But despite some old hands insisting its just a way to ensure loyalty over his manifesto-busting tax hike, it looks as if the rumours have spooked at least some of his Cabinet colleagues.

That seems the most likely explanation for why Priti Patel would be telling MPs she might scrap the £54 million deal the Government negotiated with France to increase the number of patrols and intercept more would-be Channel crossings.

It’s understandable that the Home Secretary needs something to placate angry MPs. Likewise that she should be frustrated with the French, whose intercept rate has apparently slumped in recent months and who keep citing health and safety or privacy concerns to refuse using aerial surveillance to crack down on people smugglers – even when the UK is providing the kit.

Even so, what is to be gained by threatening the funding? It seems pretty clear that Patel has more riding on this than Gérald Darmanin, her French counterpart, and he surely knows it. Without the cash, France will have even less incentive to step up its patrols, the pressure on the Government will get worse, and whoever succeeds Patel as Home Secretary will most likely offer Paris the same deal (albeit the price might have gone up).

In truth, there probably isn’t a real solution to the problem at the moment. Short of garrisoning the French coast, there is no way to ensure the boats don’t set off. Short of sinking them, there’s no way to ensure they don’t get here.

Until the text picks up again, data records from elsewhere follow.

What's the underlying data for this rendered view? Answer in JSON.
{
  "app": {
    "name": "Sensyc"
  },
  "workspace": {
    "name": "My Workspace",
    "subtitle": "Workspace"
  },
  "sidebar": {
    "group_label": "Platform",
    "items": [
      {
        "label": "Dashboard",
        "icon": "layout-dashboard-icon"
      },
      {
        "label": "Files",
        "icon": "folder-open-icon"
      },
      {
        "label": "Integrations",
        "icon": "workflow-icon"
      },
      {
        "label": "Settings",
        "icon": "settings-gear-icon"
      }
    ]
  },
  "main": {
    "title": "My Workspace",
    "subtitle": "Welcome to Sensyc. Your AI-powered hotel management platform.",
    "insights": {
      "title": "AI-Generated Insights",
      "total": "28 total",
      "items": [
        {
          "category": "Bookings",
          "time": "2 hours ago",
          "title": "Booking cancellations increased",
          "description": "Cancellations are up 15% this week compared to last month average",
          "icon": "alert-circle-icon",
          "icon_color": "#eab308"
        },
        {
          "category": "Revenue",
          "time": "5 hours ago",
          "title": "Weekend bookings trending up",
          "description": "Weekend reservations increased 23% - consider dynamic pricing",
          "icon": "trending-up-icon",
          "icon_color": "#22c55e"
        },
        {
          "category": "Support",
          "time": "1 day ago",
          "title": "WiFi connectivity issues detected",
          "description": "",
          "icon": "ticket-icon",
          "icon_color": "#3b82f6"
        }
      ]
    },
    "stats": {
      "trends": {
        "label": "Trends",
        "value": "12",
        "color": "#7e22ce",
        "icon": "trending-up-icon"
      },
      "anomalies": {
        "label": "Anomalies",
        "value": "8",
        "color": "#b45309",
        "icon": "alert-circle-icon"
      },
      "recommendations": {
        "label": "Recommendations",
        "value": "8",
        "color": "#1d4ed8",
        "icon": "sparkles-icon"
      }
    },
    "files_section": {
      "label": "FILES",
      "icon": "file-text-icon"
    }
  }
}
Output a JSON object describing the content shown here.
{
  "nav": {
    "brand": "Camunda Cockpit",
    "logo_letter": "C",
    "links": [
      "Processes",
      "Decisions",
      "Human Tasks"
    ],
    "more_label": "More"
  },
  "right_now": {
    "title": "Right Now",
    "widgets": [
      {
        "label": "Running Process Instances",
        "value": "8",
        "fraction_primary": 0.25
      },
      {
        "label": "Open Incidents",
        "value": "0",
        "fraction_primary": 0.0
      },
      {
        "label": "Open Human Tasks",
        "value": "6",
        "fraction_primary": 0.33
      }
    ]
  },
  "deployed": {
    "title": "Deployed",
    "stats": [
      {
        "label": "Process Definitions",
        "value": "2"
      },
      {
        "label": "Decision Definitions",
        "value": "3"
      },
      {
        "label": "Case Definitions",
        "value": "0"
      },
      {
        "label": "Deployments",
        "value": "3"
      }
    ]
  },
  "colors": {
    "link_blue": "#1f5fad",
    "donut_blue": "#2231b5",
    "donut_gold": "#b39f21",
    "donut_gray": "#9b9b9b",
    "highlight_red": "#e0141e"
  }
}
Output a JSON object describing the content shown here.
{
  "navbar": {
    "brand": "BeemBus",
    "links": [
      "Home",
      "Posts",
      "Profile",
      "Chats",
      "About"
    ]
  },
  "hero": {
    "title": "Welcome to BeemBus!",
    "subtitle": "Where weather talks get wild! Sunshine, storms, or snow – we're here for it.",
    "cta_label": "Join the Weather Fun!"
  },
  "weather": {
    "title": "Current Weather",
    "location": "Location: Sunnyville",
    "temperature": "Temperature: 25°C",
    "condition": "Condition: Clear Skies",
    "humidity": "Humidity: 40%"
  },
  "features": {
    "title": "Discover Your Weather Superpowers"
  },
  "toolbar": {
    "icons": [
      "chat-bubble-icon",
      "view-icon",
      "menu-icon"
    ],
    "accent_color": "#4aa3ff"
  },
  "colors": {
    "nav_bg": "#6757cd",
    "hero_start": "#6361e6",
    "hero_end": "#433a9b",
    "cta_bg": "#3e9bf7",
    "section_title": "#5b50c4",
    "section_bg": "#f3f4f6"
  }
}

So the question is what happens then. The Government is right to change to the rules to make it much more difficult (if not impossible) for someone who arrives here illegally to get residency and citizenship. But in the long-term, that only works if you have a way of getting them out again. Which leads us to the separate problems of repatriation and the Home Office’s apparently dead-end hunt for a means to copy Australia’s offshore-processing model.

There is little public appetite for the Refugee Council line that these people have been “forced to take dangerous journeys to seek safety” – quite rightly, as these people are sailing from France rather than Syria. Voters expect that something be done. It just isn’t obvious what.